The result is a tile-like product that can be used in many ways across the construction and architectural sector
Spotted: Red mud is an industrial waste product generated during the processing of bauxite into alumina. Red mud is made up of iron oxides which give its red colour. Around 95 per cent of the alumina globally produced is done using the Bayer process, which creates approximately 1 to 1.5 per cent of red mud for every tonne of alumina produced. However, only 1 to 2 per cent of this byproduct mud is put to use.
UK-based design group ThusThat has collaborated with dynamic London architecture studio Tonkin Liu to explore whether this waste product could be used as a sustainable material resource. Luis Paco Böckelmann, from the studio, told Wallpaper that the economic incentive to find an afterlife for red mud is very low as it is classified as a hazardous material.
“Given the limited resources in our world, all waste materials should be regarded as valuable materials, simply in the wrong shape and state, waiting for our imagination to transform them,” he added.
The team studied the relationship between red mud and water, specifically ocean saltwater which, the team said, could provide a safe route for handling and using red mud, as the water neutralises its alkalinity.
ThusThat has studied two different options to treat the material, the first of which consists of soaking, washing and sieving the red mud to remove unwanted components. It is then treated like ceramic and processed just like clay. The alternative method treats the mud like cast concrete, firing the material first and then working it mechanically and casting it. For the Re-Made project, the collaborators are exploring both options.
Tonkin Liu was thus able to come up with a new application for the material. The result is a tile-like product that can be used as part of garden water installations, as a roofing material, or to create habitats for fauna and flora as part of bioremediating the coast.

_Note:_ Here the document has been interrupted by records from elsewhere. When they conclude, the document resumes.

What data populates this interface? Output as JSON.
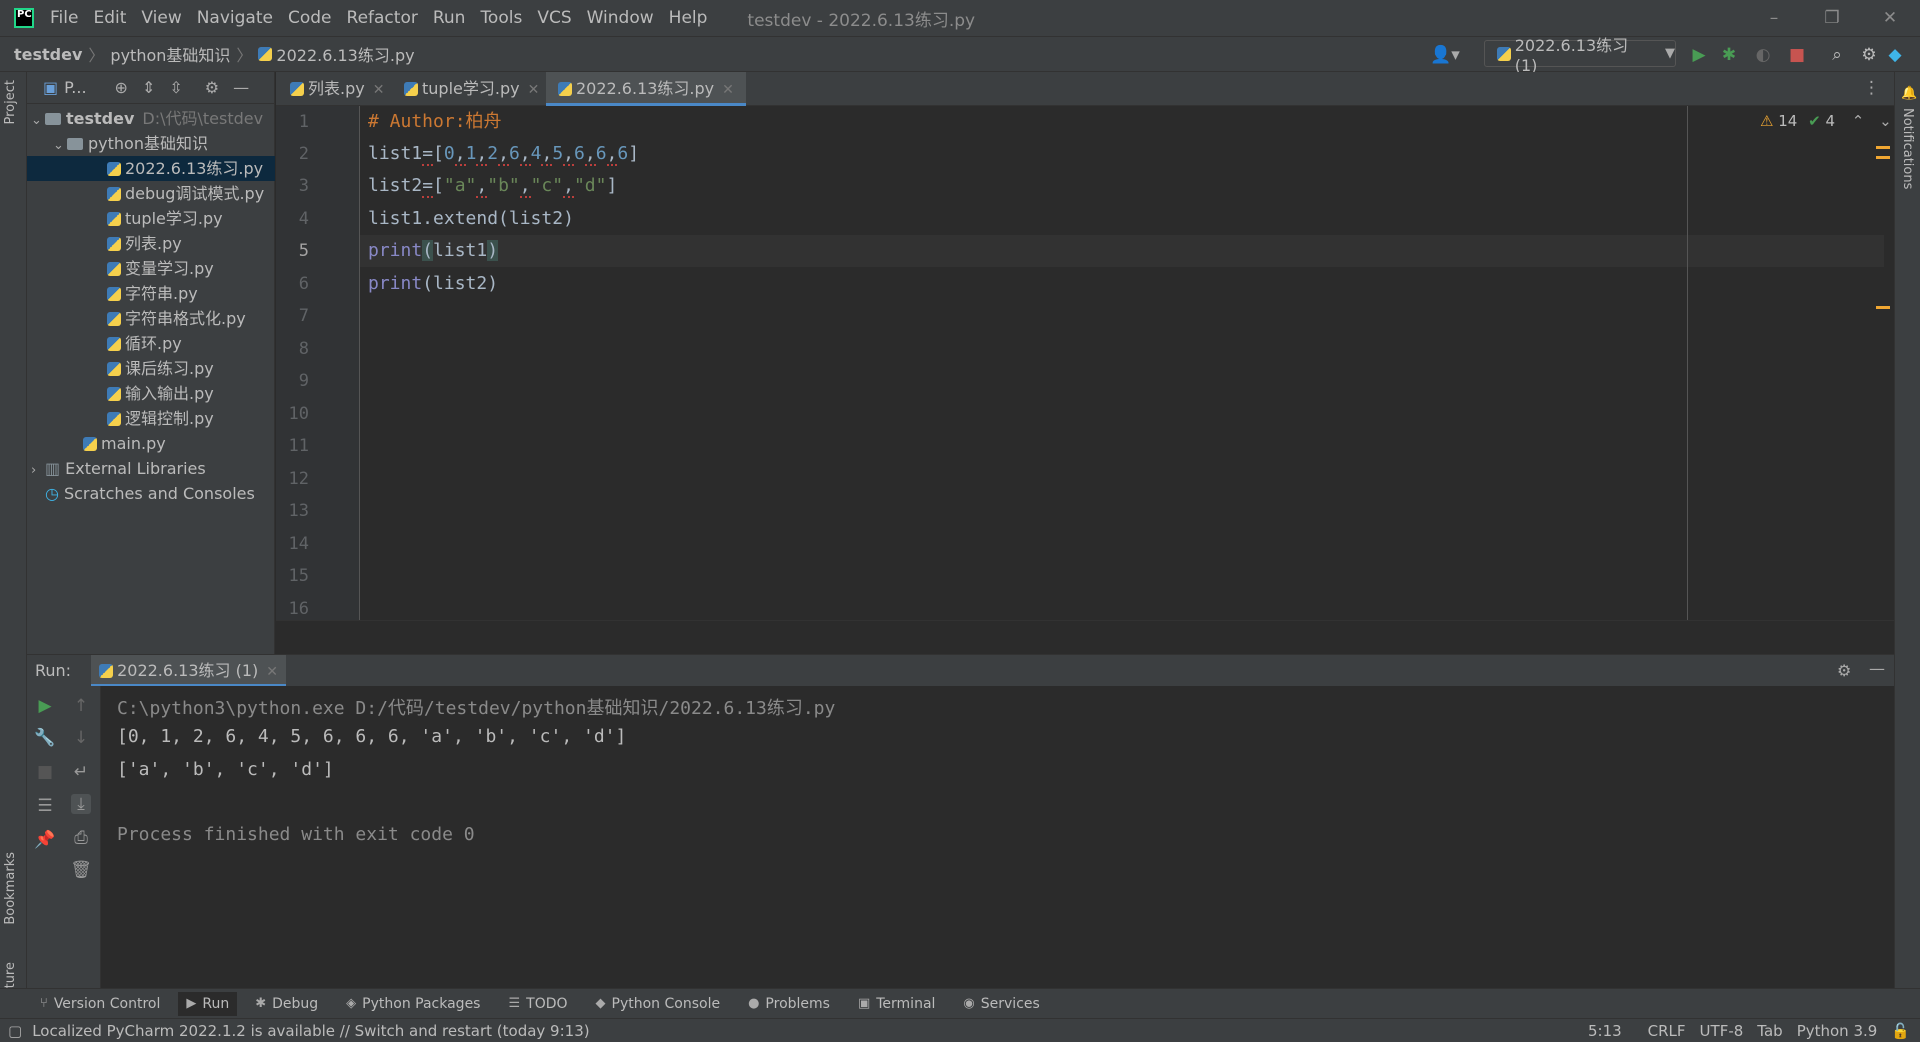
{
  "menu": [
    "File",
    "Edit",
    "View",
    "Navigate",
    "Code",
    "Refactor",
    "Run",
    "Tools",
    "VCS",
    "Window",
    "Help"
  ],
  "window_title": "testdev - 2022.6.13练习.py",
  "breadcrumbs": [
    "testdev",
    "python基础知识",
    "2022.6.13练习.py"
  ],
  "run_config": "2022.6.13练习 (1)",
  "project_panel": {
    "title": "P...",
    "tree": [
      {
        "label": "testdev",
        "hint": "D:\\代码\\testdev",
        "type": "folder-open"
      },
      {
        "label": "python基础知识",
        "type": "folder-open"
      },
      {
        "label": "2022.6.13练习.py",
        "type": "file",
        "selected": true
      },
      {
        "label": "debug调试模式.py",
        "type": "file"
      },
      {
        "label": "tuple学习.py",
        "type": "file"
      },
      {
        "label": "列表.py",
        "type": "file"
      },
      {
        "label": "变量学习.py",
        "type": "file"
      },
      {
        "label": "字符串.py",
        "type": "file"
      },
      {
        "label": "字符串格式化.py",
        "type": "file"
      },
      {
        "label": "循环.py",
        "type": "file"
      },
      {
        "label": "课后练习.py",
        "type": "file"
      },
      {
        "label": "输入输出.py",
        "type": "file"
      },
      {
        "label": "逻辑控制.py",
        "type": "file"
      },
      {
        "label": "main.py",
        "type": "file"
      },
      {
        "label": "External Libraries",
        "type": "folder-closed"
      },
      {
        "label": "Scratches and Consoles",
        "type": "special"
      }
    ]
  },
  "editor_tabs": [
    {
      "label": "列表.py"
    },
    {
      "label": "tuple学习.py"
    },
    {
      "label": "2022.6.13练习.py",
      "active": true
    }
  ],
  "line_numbers": [
    "1",
    "2",
    "3",
    "4",
    "5",
    "6",
    "7",
    "8",
    "9",
    "10",
    "11",
    "12",
    "13",
    "14",
    "15",
    "16"
  ],
  "code": {
    "l1": "# Author:柏舟",
    "l2_var": "list1",
    "l2_op": "=",
    "l2_items": [
      "0",
      "1",
      "2",
      "6",
      "4",
      "5",
      "6",
      "6",
      "6"
    ],
    "l3_var": "list2",
    "l3_op": "=",
    "l3_items": [
      "\"a\"",
      "\"b\"",
      "\"c\"",
      "\"d\""
    ],
    "l4": "list1.extend(list2)",
    "l5_fn": "print",
    "l5_arg": "list1",
    "l6_fn": "print",
    "l6_arg": "list2"
  },
  "inspections": {
    "warnings": "14",
    "weak": "4"
  },
  "run": {
    "label": "Run:",
    "tab": "2022.6.13练习 (1)",
    "output": [
      "C:\\python3\\python.exe D:/代码/testdev/python基础知识/2022.6.13练习.py",
      "[0, 1, 2, 6, 4, 5, 6, 6, 6, 'a', 'b', 'c', 'd']",
      "['a', 'b', 'c', 'd']",
      "",
      "Process finished with exit code 0"
    ]
  },
  "bottom_tabs": [
    "Version Control",
    "Run",
    "Debug",
    "Python Packages",
    "TODO",
    "Python Console",
    "Problems",
    "Terminal",
    "Services"
  ],
  "side_labels": {
    "project": "Project",
    "bookmarks": "Bookmarks",
    "structure": "Structure",
    "notifications": "Notifications"
  },
  "status": {
    "message": "Localized PyCharm 2022.1.2 is available // Switch and restart (today 9:13)",
    "position": "5:13",
    "line_sep": "CRLF",
    "encoding": "UTF-8",
    "indent": "Tab",
    "interpreter": "Python 3.9"
  },
  "colors": {
    "accent": "#4a88c7",
    "selection": "#0d293e",
    "keyword": "#8888c6",
    "string": "#6a8759",
    "number": "#6897bb",
    "comment": "#cc7832"
  }
}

Ultimately the team hopes that red mud will be used in large-scale applications of the construction and architectural sectors.
Written By: Katrina Lane